* [DATASET]:

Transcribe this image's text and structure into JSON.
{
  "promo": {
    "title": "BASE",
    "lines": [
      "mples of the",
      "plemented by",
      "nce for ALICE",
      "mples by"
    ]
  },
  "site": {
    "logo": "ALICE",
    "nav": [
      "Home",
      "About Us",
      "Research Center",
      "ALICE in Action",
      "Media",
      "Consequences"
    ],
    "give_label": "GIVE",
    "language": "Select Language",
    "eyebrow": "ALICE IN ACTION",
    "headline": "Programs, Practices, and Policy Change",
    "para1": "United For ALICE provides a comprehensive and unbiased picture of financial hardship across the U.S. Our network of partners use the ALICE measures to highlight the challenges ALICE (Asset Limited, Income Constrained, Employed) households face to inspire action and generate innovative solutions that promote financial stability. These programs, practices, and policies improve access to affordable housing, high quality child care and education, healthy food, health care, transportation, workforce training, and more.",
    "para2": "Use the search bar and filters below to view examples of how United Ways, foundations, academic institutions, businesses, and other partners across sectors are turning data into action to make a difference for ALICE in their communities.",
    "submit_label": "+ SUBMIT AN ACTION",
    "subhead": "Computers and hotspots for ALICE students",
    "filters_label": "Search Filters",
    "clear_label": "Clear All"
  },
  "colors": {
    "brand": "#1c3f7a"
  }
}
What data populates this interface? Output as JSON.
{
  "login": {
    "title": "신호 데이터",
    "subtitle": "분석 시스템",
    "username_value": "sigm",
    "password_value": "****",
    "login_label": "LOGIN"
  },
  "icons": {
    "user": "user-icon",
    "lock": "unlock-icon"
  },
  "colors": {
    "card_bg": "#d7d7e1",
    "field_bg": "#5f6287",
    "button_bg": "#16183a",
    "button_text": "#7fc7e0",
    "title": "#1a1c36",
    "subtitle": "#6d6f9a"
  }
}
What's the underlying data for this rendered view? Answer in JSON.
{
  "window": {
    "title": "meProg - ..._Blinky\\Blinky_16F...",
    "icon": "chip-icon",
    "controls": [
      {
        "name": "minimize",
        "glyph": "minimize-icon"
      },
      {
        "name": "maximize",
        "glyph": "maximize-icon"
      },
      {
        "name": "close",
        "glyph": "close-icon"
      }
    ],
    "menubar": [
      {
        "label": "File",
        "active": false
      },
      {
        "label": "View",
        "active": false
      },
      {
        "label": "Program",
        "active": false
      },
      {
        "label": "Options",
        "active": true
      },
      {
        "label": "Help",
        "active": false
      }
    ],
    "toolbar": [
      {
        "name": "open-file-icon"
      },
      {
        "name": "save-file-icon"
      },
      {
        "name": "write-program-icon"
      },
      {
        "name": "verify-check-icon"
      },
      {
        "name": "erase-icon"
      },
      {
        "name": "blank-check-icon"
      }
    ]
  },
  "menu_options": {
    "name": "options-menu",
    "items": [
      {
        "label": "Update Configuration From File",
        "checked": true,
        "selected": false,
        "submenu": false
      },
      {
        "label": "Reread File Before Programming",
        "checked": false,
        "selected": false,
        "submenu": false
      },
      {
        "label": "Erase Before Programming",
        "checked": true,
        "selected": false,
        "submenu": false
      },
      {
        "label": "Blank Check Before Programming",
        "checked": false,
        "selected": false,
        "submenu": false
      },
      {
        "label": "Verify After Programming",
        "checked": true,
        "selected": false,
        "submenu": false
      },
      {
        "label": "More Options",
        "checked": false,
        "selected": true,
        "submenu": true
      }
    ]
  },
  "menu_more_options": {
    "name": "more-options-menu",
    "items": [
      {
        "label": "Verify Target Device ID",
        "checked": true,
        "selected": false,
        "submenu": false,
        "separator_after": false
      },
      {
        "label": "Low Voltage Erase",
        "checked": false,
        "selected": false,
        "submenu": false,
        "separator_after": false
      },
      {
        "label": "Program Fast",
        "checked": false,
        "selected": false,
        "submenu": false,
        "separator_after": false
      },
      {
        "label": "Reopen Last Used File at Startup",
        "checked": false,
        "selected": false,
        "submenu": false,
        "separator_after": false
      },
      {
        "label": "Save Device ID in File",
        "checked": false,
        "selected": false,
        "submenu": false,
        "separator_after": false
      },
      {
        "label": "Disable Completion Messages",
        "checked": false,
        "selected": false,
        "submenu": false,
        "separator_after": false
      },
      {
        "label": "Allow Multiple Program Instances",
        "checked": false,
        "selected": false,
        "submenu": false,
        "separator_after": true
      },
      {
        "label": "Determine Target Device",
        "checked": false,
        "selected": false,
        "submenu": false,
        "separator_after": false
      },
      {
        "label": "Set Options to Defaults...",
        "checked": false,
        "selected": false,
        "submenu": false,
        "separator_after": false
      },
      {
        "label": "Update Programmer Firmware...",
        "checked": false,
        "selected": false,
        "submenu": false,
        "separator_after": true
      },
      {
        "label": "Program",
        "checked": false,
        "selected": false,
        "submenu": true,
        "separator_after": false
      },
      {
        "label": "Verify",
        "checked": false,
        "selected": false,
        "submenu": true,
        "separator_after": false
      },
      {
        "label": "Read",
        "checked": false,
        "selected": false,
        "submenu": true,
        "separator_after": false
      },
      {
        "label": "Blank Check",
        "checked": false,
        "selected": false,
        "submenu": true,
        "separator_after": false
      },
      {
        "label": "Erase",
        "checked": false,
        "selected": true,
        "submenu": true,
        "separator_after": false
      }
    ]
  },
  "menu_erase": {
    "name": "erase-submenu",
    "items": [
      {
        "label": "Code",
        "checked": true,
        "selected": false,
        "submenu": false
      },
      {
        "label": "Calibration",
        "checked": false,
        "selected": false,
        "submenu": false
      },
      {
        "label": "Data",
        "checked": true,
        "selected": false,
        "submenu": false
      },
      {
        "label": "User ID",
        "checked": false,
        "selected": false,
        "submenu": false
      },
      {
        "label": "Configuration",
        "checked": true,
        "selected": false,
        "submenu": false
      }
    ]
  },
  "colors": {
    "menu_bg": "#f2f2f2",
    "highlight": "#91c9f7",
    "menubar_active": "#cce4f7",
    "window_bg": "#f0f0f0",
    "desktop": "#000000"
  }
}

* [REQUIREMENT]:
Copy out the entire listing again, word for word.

* [OUTPUT OF THE EXERCISE]:
Transcribe this image's text and structure into JSON.
{
  "promo": {
    "title": "BASE",
    "lines": [
      "mples of the",
      "plemented by",
      "nce for ALICE",
      "mples by"
    ]
  },
  "site": {
    "logo": "ALICE",
    "nav": [
      "Home",
      "About Us",
      "Research Center",
      "ALICE in Action",
      "Media",
      "Consequences"
    ],
    "give_label": "GIVE",
    "language": "Select Language",
    "eyebrow": "ALICE IN ACTION",
    "headline": "Programs, Practices, and Policy Change",
    "para1": "United For ALICE provides a comprehensive and unbiased picture of financial hardship across the U.S. Our network of partners use the ALICE measures to highlight the challenges ALICE (Asset Limited, Income Constrained, Employed) households face to inspire action and generate innovative solutions that promote financial stability. These programs, practices, and policies improve access to affordable housing, high quality child care and education, healthy food, health care, transportation, workforce training, and more.",
    "para2": "Use the search bar and filters below to view examples of how United Ways, foundations, academic institutions, businesses, and other partners across sectors are turning data into action to make a difference for ALICE in their communities.",
    "submit_label": "+ SUBMIT AN ACTION",
    "subhead": "Computers and hotspots for ALICE students",
    "filters_label": "Search Filters",
    "clear_label": "Clear All"
  },
  "colors": {
    "brand": "#1c3f7a"
  }
}
What data populates this interface? Output as JSON.
{
  "login": {
    "title": "신호 데이터",
    "subtitle": "분석 시스템",
    "username_value": "sigm",
    "password_value": "****",
    "login_label": "LOGIN"
  },
  "icons": {
    "user": "user-icon",
    "lock": "unlock-icon"
  },
  "colors": {
    "card_bg": "#d7d7e1",
    "field_bg": "#5f6287",
    "button_bg": "#16183a",
    "button_text": "#7fc7e0",
    "title": "#1a1c36",
    "subtitle": "#6d6f9a"
  }
}
What's the underlying data for this rendered view? Answer in JSON.
{
  "window": {
    "title": "meProg - ..._Blinky\\Blinky_16F...",
    "icon": "chip-icon",
    "controls": [
      {
        "name": "minimize",
        "glyph": "minimize-icon"
      },
      {
        "name": "maximize",
        "glyph": "maximize-icon"
      },
      {
        "name": "close",
        "glyph": "close-icon"
      }
    ],
    "menubar": [
      {
        "label": "File",
        "active": false
      },
      {
        "label": "View",
        "active": false
      },
      {
        "label": "Program",
        "active": false
      },
      {
        "label": "Options",
        "active": true
      },
      {
        "label": "Help",
        "active": false
      }
    ],
    "toolbar": [
      {
        "name": "open-file-icon"
      },
      {
        "name": "save-file-icon"
      },
      {
        "name": "write-program-icon"
      },
      {
        "name": "verify-check-icon"
      },
      {
        "name": "erase-icon"
      },
      {
        "name": "blank-check-icon"
      }
    ]
  },
  "menu_options": {
    "name": "options-menu",
    "items": [
      {
        "label": "Update Configuration From File",
        "checked": true,
        "selected": false,
        "submenu": false
      },
      {
        "label": "Reread File Before Programming",
        "checked": false,
        "selected": false,
        "submenu": false
      },
      {
        "label": "Erase Before Programming",
        "checked": true,
        "selected": false,
        "submenu": false
      },
      {
        "label": "Blank Check Before Programming",
        "checked": false,
        "selected": false,
        "submenu": false
      },
      {
        "label": "Verify After Programming",
        "checked": true,
        "selected": false,
        "submenu": false
      },
      {
        "label": "More Options",
        "checked": false,
        "selected": true,
        "submenu": true
      }
    ]
  },
  "menu_more_options": {
    "name": "more-options-menu",
    "items": [
      {
        "label": "Verify Target Device ID",
        "checked": true,
        "selected": false,
        "submenu": false,
        "separator_after": false
      },
      {
        "label": "Low Voltage Erase",
        "checked": false,
        "selected": false,
        "submenu": false,
        "separator_after": false
      },
      {
        "label": "Program Fast",
        "checked": false,
        "selected": false,
        "submenu": false,
        "separator_after": false
      },
      {
        "label": "Reopen Last Used File at Startup",
        "checked": false,
        "selected": false,
        "submenu": false,
        "separator_after": false
      },
      {
        "label": "Save Device ID in File",
        "checked": false,
        "selected": false,
        "submenu": false,
        "separator_after": false
      },
      {
        "label": "Disable Completion Messages",
        "checked": false,
        "selected": false,
        "submenu": false,
        "separator_after": false
      },
      {
        "label": "Allow Multiple Program Instances",
        "checked": false,
        "selected": false,
        "submenu": false,
        "separator_after": true
      },
      {
        "label": "Determine Target Device",
        "checked": false,
        "selected": false,
        "submenu": false,
        "separator_after": false
      },
      {
        "label": "Set Options to Defaults...",
        "checked": false,
        "selected": false,
        "submenu": false,
        "separator_after": false
      },
      {
        "label": "Update Programmer Firmware...",
        "checked": false,
        "selected": false,
        "submenu": false,
        "separator_after": true
      },
      {
        "label": "Program",
        "checked": false,
        "selected": false,
        "submenu": true,
        "separator_after": false
      },
      {
        "label": "Verify",
        "checked": false,
        "selected": false,
        "submenu": true,
        "separator_after": false
      },
      {
        "label": "Read",
        "checked": false,
        "selected": false,
        "submenu": true,
        "separator_after": false
      },
      {
        "label": "Blank Check",
        "checked": false,
        "selected": false,
        "submenu": true,
        "separator_after": false
      },
      {
        "label": "Erase",
        "checked": false,
        "selected": true,
        "submenu": true,
        "separator_after": false
      }
    ]
  },
  "menu_erase": {
    "name": "erase-submenu",
    "items": [
      {
        "label": "Code",
        "checked": true,
        "selected": false,
        "submenu": false
      },
      {
        "label": "Calibration",
        "checked": false,
        "selected": false,
        "submenu": false
      },
      {
        "label": "Data",
        "checked": true,
        "selected": false,
        "submenu": false
      },
      {
        "label": "User ID",
        "checked": false,
        "selected": false,
        "submenu": false
      },
      {
        "label": "Configuration",
        "checked": true,
        "selected": false,
        "submenu": false
      }
    ]
  },
  "colors": {
    "menu_bg": "#f2f2f2",
    "highlight": "#91c9f7",
    "menubar_active": "#cce4f7",
    "window_bg": "#f0f0f0",
    "desktop": "#000000"
  }
}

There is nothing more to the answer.